The number of lines in the entries below holding the word "avatar" is all that is needed here.

[Dataset rows describing interfaces]
--
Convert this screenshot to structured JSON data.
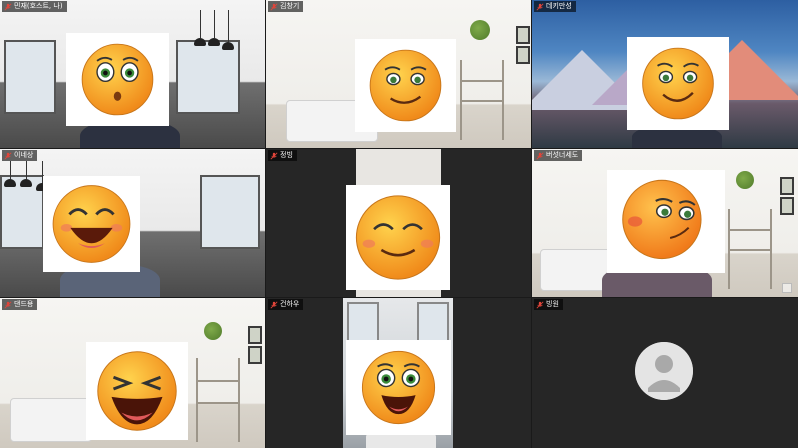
{
  "participants": [
    {
      "name": "민재(호스트, 나)",
      "face": "surprised",
      "bg": "office",
      "active": false
    },
    {
      "name": "김창기",
      "face": "smirk",
      "bg": "living",
      "active": false
    },
    {
      "name": "데키만성",
      "face": "smirk2",
      "bg": "mountain",
      "active": false
    },
    {
      "name": "이네상",
      "face": "laugh-blush",
      "bg": "office",
      "active": false
    },
    {
      "name": "정빙",
      "face": "content",
      "bg": "dark",
      "active": false
    },
    {
      "name": "버섯너세도",
      "face": "wink-blush",
      "bg": "living",
      "active": true
    },
    {
      "name": "댄드용",
      "face": "xd-laugh",
      "bg": "living",
      "active": false
    },
    {
      "name": "건하우",
      "face": "grin",
      "bg": "dark",
      "active": false
    },
    {
      "name": "빙원",
      "face": "avatar",
      "bg": "dark",
      "active": false
    }
  ],
  "colors": {
    "active_border": "#2ee08a",
    "mute_red": "#e0453a",
    "emoji_yellow": "#f7b731",
    "emoji_orange": "#f08a1a",
    "background": "#1a1a1a"
  },
  "icons": {
    "mute": "mic-muted-icon",
    "avatar": "person-silhouette-icon"
  }
}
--
* [TASK SOLUTION]
2